Plainchant interrupted: archbishop unruffled.

Mid-ceremony: somewhere around the offertory. St Patrick's Cathedral choir was in full voice performing something by Palestrina. The congregation was silent, some possibly dozing. Five hundred year old polyphony does that to you. The dean (or the deacon, I never know which is which), wielding an incense burner, was smoking the altar like a beekeeper calming his bees, and the chains of the incense burner were singing a soft metallic rasp. He turned and swung the burner towards where we were sitting in the transept, and the indefinable aroma (perhaps the inside of a hundred-year-old cedar drawer used to store pipe tobacco in the library of a vicar who has given up smoking) of incense drifted across to greet our noses. Palestrina's unearthly syntactical perfection was progressing along a sonic line unbroken by any harsh melodic, and I was marvelling that it was probably the most sublime sound ever created by man, beast or machine. Then the siren went off. It was a discordant, hig
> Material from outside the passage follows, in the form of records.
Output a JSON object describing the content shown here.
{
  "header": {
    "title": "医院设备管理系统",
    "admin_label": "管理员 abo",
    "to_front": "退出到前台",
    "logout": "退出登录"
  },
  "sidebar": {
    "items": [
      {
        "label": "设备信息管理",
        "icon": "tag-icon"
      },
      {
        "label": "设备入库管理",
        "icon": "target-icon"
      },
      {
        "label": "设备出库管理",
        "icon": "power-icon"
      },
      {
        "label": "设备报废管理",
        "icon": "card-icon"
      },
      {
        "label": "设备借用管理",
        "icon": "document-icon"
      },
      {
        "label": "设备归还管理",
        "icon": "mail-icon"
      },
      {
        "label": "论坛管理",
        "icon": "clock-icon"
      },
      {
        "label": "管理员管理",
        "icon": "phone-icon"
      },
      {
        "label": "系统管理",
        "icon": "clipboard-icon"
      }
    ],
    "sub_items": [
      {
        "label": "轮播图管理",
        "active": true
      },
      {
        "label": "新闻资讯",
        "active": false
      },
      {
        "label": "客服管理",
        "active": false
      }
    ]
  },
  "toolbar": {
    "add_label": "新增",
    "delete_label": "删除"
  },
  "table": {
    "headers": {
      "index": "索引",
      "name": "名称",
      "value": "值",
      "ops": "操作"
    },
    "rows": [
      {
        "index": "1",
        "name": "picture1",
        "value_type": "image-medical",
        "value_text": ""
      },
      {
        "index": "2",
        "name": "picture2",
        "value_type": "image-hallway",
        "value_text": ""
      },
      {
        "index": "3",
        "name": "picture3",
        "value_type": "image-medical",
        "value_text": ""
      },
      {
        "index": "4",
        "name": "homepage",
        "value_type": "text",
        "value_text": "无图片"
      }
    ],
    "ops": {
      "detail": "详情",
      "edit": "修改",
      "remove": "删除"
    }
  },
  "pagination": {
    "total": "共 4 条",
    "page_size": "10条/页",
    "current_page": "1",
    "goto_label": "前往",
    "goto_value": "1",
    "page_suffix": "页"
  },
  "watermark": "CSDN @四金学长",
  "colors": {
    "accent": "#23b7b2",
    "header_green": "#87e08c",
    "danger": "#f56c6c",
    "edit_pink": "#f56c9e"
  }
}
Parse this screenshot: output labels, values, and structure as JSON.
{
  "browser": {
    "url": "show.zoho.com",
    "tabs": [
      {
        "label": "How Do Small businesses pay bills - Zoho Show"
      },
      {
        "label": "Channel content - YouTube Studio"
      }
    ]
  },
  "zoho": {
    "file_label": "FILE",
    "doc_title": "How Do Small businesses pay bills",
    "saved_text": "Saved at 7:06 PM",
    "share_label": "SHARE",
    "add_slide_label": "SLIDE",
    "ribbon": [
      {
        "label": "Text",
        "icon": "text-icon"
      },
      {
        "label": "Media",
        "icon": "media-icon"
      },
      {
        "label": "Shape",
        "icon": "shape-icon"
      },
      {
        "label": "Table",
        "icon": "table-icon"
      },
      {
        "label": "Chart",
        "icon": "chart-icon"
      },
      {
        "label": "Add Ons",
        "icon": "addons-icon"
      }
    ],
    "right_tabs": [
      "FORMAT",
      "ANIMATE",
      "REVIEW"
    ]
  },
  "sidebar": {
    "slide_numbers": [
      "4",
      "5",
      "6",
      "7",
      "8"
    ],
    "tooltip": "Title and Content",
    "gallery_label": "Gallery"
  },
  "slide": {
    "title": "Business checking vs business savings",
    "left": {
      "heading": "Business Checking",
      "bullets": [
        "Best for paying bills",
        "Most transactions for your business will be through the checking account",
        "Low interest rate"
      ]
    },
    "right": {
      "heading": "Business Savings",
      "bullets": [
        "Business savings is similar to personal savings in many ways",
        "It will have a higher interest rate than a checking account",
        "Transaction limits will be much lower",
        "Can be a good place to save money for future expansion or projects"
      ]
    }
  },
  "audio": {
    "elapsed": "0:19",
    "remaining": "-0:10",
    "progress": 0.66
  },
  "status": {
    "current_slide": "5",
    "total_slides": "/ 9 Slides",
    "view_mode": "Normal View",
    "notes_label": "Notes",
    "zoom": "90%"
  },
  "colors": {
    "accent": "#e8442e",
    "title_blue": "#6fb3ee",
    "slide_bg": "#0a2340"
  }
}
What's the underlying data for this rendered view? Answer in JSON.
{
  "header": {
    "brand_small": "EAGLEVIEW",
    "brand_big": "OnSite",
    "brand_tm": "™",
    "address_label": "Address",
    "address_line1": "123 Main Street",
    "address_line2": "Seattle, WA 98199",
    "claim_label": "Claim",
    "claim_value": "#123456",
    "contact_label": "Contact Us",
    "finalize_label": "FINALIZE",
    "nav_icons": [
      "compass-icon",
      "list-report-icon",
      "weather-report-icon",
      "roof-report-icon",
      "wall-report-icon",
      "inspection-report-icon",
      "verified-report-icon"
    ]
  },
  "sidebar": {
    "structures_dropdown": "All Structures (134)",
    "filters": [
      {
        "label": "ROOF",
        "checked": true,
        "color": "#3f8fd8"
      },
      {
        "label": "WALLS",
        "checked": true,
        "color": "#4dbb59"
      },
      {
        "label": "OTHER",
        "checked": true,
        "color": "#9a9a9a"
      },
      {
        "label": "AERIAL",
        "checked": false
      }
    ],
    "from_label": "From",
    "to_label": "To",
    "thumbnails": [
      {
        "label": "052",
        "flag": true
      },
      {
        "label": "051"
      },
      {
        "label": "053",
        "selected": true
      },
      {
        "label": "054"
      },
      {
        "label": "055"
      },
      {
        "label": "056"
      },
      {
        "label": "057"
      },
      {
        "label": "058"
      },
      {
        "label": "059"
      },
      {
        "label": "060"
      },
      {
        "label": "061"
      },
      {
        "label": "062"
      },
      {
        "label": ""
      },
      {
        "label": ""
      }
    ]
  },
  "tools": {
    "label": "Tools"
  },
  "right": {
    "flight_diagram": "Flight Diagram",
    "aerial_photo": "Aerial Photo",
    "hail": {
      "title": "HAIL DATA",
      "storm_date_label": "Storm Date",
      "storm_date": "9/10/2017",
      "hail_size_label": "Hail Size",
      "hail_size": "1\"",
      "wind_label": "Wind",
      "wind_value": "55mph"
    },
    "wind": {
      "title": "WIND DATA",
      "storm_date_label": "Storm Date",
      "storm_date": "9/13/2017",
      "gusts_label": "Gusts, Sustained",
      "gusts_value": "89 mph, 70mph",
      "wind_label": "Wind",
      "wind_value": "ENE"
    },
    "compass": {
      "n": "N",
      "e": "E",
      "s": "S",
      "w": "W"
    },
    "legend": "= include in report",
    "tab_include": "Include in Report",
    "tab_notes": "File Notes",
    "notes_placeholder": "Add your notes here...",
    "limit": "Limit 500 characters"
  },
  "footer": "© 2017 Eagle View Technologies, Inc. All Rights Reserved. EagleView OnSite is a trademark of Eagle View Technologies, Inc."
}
Meatloaf and the snow leopard.

First day of summer. I gazed out the 1940s timber sash window at the front of the house, looking to the north, and realised that that framed piece of landscape is now arched by a crepe myrtle on one side and a six-foot Queen Elizabeth flowering rose on the other, and the arch meets in the middle creating a church-window vista of stained glass reality. Not by accident. That view was planned seventeen years ago . To build a garden, and hence a series of revealed vistas, you need patience. The previous night I had taken Alex to see The Velvet Queen (more accurately La Panthère des Neiges ) at Cinema Nova and explorer/hermit Munier had declared that patience is mankind's highest virtue. I gazed out the window thinking about taking patience to its ultimate end, such as blundering around the roof of the world for three months looking for an animal that might eat you in three minutes, the aroma from the kitchen crept up the hallway: meatloaf in the oven. * They have been packaging sausag